▶ **Exercise directions**
Using the data below, please return every line exactly as given.

▶ **Items from an interface collection**
-- -- --

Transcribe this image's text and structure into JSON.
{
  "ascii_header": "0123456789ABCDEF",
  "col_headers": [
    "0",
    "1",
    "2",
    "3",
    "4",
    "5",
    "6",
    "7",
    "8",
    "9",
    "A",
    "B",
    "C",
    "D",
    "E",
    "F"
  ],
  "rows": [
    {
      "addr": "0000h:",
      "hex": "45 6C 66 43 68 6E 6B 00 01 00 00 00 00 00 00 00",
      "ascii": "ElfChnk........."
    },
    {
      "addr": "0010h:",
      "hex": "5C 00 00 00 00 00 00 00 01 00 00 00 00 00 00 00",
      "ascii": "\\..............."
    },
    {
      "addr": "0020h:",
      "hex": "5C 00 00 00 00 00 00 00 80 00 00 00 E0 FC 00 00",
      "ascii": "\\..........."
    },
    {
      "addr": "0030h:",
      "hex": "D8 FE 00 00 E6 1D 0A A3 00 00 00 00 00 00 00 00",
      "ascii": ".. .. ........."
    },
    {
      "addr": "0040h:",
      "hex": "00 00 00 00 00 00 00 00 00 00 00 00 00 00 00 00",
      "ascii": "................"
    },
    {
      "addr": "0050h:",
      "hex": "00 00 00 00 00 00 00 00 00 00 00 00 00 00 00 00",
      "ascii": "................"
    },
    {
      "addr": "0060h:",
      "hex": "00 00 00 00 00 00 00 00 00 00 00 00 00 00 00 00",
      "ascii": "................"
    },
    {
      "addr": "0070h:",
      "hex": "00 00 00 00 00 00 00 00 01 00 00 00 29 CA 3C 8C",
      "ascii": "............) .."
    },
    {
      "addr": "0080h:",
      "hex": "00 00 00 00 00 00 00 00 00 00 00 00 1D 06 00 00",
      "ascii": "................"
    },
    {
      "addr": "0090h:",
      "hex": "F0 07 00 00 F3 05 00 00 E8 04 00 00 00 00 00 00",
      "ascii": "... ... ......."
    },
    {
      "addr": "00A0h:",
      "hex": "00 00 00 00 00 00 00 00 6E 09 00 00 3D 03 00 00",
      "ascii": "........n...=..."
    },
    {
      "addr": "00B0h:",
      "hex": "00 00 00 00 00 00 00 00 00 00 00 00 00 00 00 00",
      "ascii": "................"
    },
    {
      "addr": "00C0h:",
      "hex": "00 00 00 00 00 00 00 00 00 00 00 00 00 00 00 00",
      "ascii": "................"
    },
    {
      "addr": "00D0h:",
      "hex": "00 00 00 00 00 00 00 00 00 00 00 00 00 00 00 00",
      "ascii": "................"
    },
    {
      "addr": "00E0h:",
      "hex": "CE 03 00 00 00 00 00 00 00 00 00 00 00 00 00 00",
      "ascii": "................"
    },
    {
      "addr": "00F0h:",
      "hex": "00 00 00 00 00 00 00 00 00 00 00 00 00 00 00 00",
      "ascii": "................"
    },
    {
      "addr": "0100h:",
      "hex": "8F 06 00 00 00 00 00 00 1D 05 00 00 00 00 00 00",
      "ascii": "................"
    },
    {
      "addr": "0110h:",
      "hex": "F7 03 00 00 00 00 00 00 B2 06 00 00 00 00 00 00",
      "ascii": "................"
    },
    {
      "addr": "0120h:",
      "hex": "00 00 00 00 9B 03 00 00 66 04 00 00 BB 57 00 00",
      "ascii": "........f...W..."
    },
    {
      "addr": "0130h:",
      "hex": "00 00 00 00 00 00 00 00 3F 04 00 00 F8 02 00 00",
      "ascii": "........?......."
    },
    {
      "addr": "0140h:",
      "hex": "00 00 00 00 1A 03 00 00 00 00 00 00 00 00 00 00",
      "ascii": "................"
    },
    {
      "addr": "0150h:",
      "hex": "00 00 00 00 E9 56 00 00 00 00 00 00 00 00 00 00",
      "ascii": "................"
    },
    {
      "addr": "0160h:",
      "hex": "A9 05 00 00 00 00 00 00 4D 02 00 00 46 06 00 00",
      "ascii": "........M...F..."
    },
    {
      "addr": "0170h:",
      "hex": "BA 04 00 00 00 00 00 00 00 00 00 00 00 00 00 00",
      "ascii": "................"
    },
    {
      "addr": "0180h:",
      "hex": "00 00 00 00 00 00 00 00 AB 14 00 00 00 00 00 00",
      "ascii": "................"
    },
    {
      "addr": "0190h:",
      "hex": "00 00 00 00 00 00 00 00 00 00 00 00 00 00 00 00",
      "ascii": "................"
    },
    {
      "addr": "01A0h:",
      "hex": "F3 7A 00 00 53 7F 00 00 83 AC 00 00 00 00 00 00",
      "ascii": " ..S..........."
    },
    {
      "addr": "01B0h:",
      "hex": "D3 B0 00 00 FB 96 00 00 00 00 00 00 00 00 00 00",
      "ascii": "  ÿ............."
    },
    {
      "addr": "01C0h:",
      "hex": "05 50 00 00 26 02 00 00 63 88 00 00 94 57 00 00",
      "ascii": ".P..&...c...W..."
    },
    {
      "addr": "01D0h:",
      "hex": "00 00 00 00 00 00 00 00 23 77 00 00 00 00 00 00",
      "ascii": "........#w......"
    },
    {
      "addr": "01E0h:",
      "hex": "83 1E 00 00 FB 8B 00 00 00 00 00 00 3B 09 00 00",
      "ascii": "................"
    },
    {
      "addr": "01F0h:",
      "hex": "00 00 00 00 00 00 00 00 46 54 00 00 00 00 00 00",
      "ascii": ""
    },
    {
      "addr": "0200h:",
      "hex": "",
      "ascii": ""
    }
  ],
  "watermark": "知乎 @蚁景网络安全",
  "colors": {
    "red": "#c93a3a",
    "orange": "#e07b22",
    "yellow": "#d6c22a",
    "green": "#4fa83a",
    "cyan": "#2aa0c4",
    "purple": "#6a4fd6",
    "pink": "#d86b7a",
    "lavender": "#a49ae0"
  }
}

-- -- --

▶ **Worked solution**
Transcribe this image's text and structure into JSON.
{
  "ascii_header": "0123456789ABCDEF",
  "col_headers": [
    "0",
    "1",
    "2",
    "3",
    "4",
    "5",
    "6",
    "7",
    "8",
    "9",
    "A",
    "B",
    "C",
    "D",
    "E",
    "F"
  ],
  "rows": [
    {
      "addr": "0000h:",
      "hex": "45 6C 66 43 68 6E 6B 00 01 00 00 00 00 00 00 00",
      "ascii": "ElfChnk........."
    },
    {
      "addr": "0010h:",
      "hex": "5C 00 00 00 00 00 00 00 01 00 00 00 00 00 00 00",
      "ascii": "\\..............."
    },
    {
      "addr": "0020h:",
      "hex": "5C 00 00 00 00 00 00 00 80 00 00 00 E0 FC 00 00",
      "ascii": "\\..........."
    },
    {
      "addr": "0030h:",
      "hex": "D8 FE 00 00 E6 1D 0A A3 00 00 00 00 00 00 00 00",
      "ascii": ".. .. ........."
    },
    {
      "addr": "0040h:",
      "hex": "00 00 00 00 00 00 00 00 00 00 00 00 00 00 00 00",
      "ascii": "................"
    },
    {
      "addr": "0050h:",
      "hex": "00 00 00 00 00 00 00 00 00 00 00 00 00 00 00 00",
      "ascii": "................"
    },
    {
      "addr": "0060h:",
      "hex": "00 00 00 00 00 00 00 00 00 00 00 00 00 00 00 00",
      "ascii": "................"
    },
    {
      "addr": "0070h:",
      "hex": "00 00 00 00 00 00 00 00 01 00 00 00 29 CA 3C 8C",
      "ascii": "............) .."
    },
    {
      "addr": "0080h:",
      "hex": "00 00 00 00 00 00 00 00 00 00 00 00 1D 06 00 00",
      "ascii": "................"
    },
    {
      "addr": "0090h:",
      "hex": "F0 07 00 00 F3 05 00 00 E8 04 00 00 00 00 00 00",
      "ascii": "... ... ......."
    },
    {
      "addr": "00A0h:",
      "hex": "00 00 00 00 00 00 00 00 6E 09 00 00 3D 03 00 00",
      "ascii": "........n...=..."
    },
    {
      "addr": "00B0h:",
      "hex": "00 00 00 00 00 00 00 00 00 00 00 00 00 00 00 00",
      "ascii": "................"
    },
    {
      "addr": "00C0h:",
      "hex": "00 00 00 00 00 00 00 00 00 00 00 00 00 00 00 00",
      "ascii": "................"
    },
    {
      "addr": "00D0h:",
      "hex": "00 00 00 00 00 00 00 00 00 00 00 00 00 00 00 00",
      "ascii": "................"
    },
    {
      "addr": "00E0h:",
      "hex": "CE 03 00 00 00 00 00 00 00 00 00 00 00 00 00 00",
      "ascii": "................"
    },
    {
      "addr": "00F0h:",
      "hex": "00 00 00 00 00 00 00 00 00 00 00 00 00 00 00 00",
      "ascii": "................"
    },
    {
      "addr": "0100h:",
      "hex": "8F 06 00 00 00 00 00 00 1D 05 00 00 00 00 00 00",
      "ascii": "................"
    },
    {
      "addr": "0110h:",
      "hex": "F7 03 00 00 00 00 00 00 B2 06 00 00 00 00 00 00",
      "ascii": "................"
    },
    {
      "addr": "0120h:",
      "hex": "00 00 00 00 9B 03 00 00 66 04 00 00 BB 57 00 00",
      "ascii": "........f...W..."
    },
    {
      "addr": "0130h:",
      "hex": "00 00 00 00 00 00 00 00 3F 04 00 00 F8 02 00 00",
      "ascii": "........?......."
    },
    {
      "addr": "0140h:",
      "hex": "00 00 00 00 1A 03 00 00 00 00 00 00 00 00 00 00",
      "ascii": "................"
    },
    {
      "addr": "0150h:",
      "hex": "00 00 00 00 E9 56 00 00 00 00 00 00 00 00 00 00",
      "ascii": "................"
    },
    {
      "addr": "0160h:",
      "hex": "A9 05 00 00 00 00 00 00 4D 02 00 00 46 06 00 00",
      "ascii": "........M...F..."
    },
    {
      "addr": "0170h:",
      "hex": "BA 04 00 00 00 00 00 00 00 00 00 00 00 00 00 00",
      "ascii": "................"
    },
    {
      "addr": "0180h:",
      "hex": "00 00 00 00 00 00 00 00 AB 14 00 00 00 00 00 00",
      "ascii": "................"
    },
    {
      "addr": "0190h:",
      "hex": "00 00 00 00 00 00 00 00 00 00 00 00 00 00 00 00",
      "ascii": "................"
    },
    {
      "addr": "01A0h:",
      "hex": "F3 7A 00 00 53 7F 00 00 83 AC 00 00 00 00 00 00",
      "ascii": " ..S..........."
    },
    {
      "addr": "01B0h:",
      "hex": "D3 B0 00 00 FB 96 00 00 00 00 00 00 00 00 00 00",
      "ascii": "  ÿ............."
    },
    {
      "addr": "01C0h:",
      "hex": "05 50 00 00 26 02 00 00 63 88 00 00 94 57 00 00",
      "ascii": ".P..&...c...W..."
    },
    {
      "addr": "01D0h:",
      "hex": "00 00 00 00 00 00 00 00 23 77 00 00 00 00 00 00",
      "ascii": "........#w......"
    },
    {
      "addr": "01E0h:",
      "hex": "83 1E 00 00 FB 8B 00 00 00 00 00 00 3B 09 00 00",
      "ascii": "................"
    },
    {
      "addr": "01F0h:",
      "hex": "00 00 00 00 00 00 00 00 46 54 00 00 00 00 00 00",
      "ascii": ""
    },
    {
      "addr": "0200h:",
      "hex": "",
      "ascii": ""
    }
  ],
  "watermark": "知乎 @蚁景网络安全",
  "colors": {
    "red": "#c93a3a",
    "orange": "#e07b22",
    "yellow": "#d6c22a",
    "green": "#4fa83a",
    "cyan": "#2aa0c4",
    "purple": "#6a4fd6",
    "pink": "#d86b7a",
    "lavender": "#a49ae0"
  }
}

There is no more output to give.